» EXERCISE:
Please set down each entry exactly, omitting any picture it holds.

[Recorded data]
══════════════════════════════
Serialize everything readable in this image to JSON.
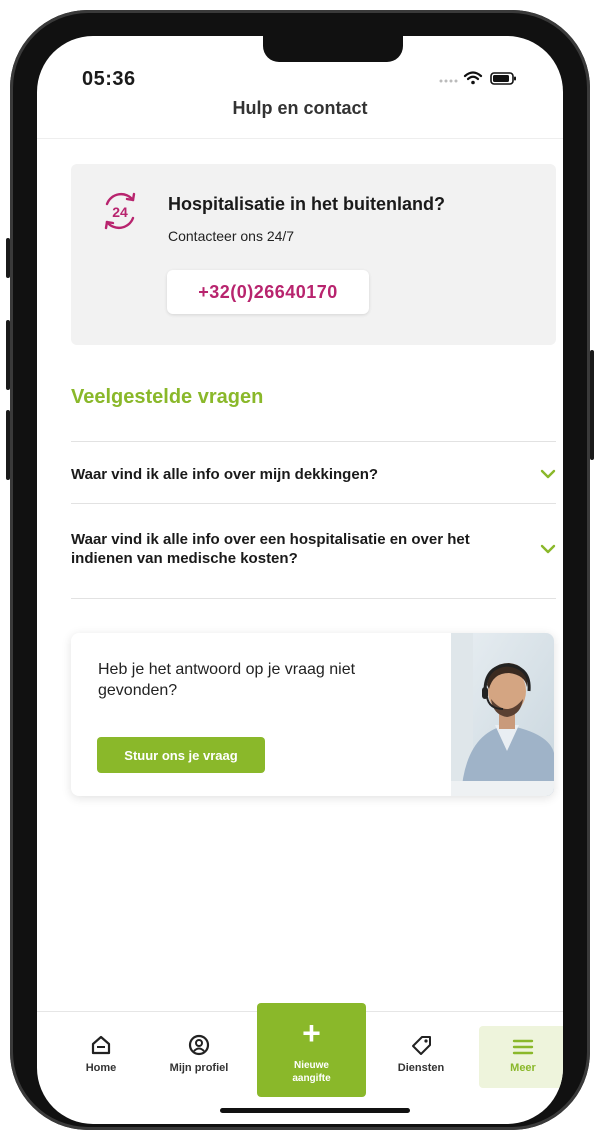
{
  "status_bar": {
    "time": "05:36"
  },
  "header": {
    "title": "Hulp en contact"
  },
  "emergency": {
    "title": "Hospitalisatie in het buitenland?",
    "subtitle": "Contacteer ons 24/7",
    "icon_label": "24",
    "phone": "+32(0)26640170",
    "accent": "#b8246e"
  },
  "faq": {
    "heading": "Veelgestelde vragen",
    "items": [
      {
        "question": "Waar vind ik alle info over mijn dekkingen?"
      },
      {
        "question": "Waar vind ik alle info over een hospitalisatie en over het indienen van medische kosten?"
      }
    ]
  },
  "contact_card": {
    "text": "Heb je het antwoord op je vraag niet gevonden?",
    "button_label": "Stuur ons je vraag"
  },
  "bottom_nav": {
    "home": "Home",
    "profile": "Mijn profiel",
    "new_line1": "Nieuwe",
    "new_line2": "aangifte",
    "services": "Diensten",
    "more": "Meer"
  },
  "colors": {
    "brand_green": "#8ab82a",
    "brand_magenta": "#b8246e"
  }
}
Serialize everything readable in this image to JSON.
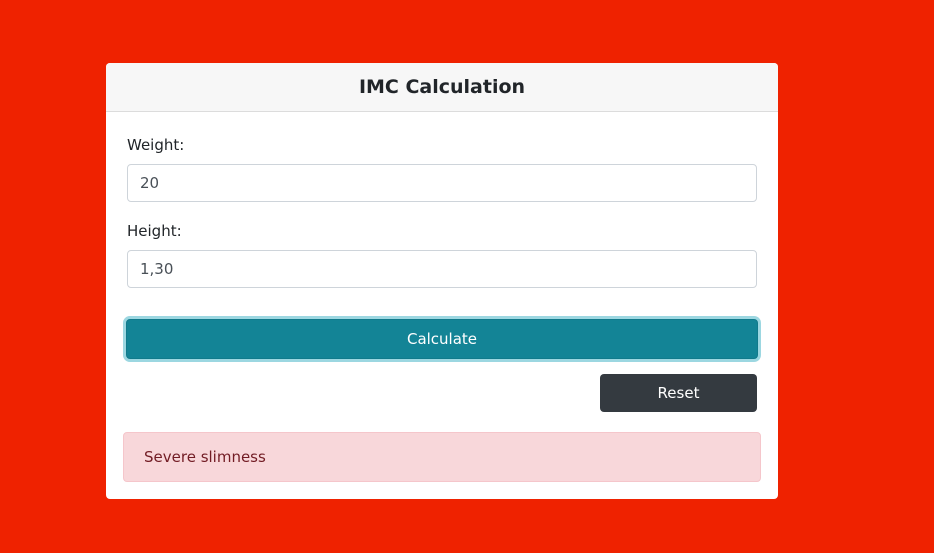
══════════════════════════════
» YOUR SOLUTION:
Serialize everything readable in this image to JSON.
{
  "status_bar": {
    "time": "05:36"
  },
  "header": {
    "title": "Hulp en contact"
  },
  "emergency": {
    "title": "Hospitalisatie in het buitenland?",
    "subtitle": "Contacteer ons 24/7",
    "icon_label": "24",
    "phone": "+32(0)26640170",
    "accent": "#b8246e"
  },
  "faq": {
    "heading": "Veelgestelde vragen",
    "items": [
      {
        "question": "Waar vind ik alle info over mijn dekkingen?"
      },
      {
        "question": "Waar vind ik alle info over een hospitalisatie en over het indienen van medische kosten?"
      }
    ]
  },
  "contact_card": {
    "text": "Heb je het antwoord op je vraag niet gevonden?",
    "button_label": "Stuur ons je vraag"
  },
  "bottom_nav": {
    "home": "Home",
    "profile": "Mijn profiel",
    "new_line1": "Nieuwe",
    "new_line2": "aangifte",
    "services": "Diensten",
    "more": "Meer"
  },
  "colors": {
    "brand_green": "#8ab82a",
    "brand_magenta": "#b8246e"
  }
}
Serialize everything readable in this image to JSON.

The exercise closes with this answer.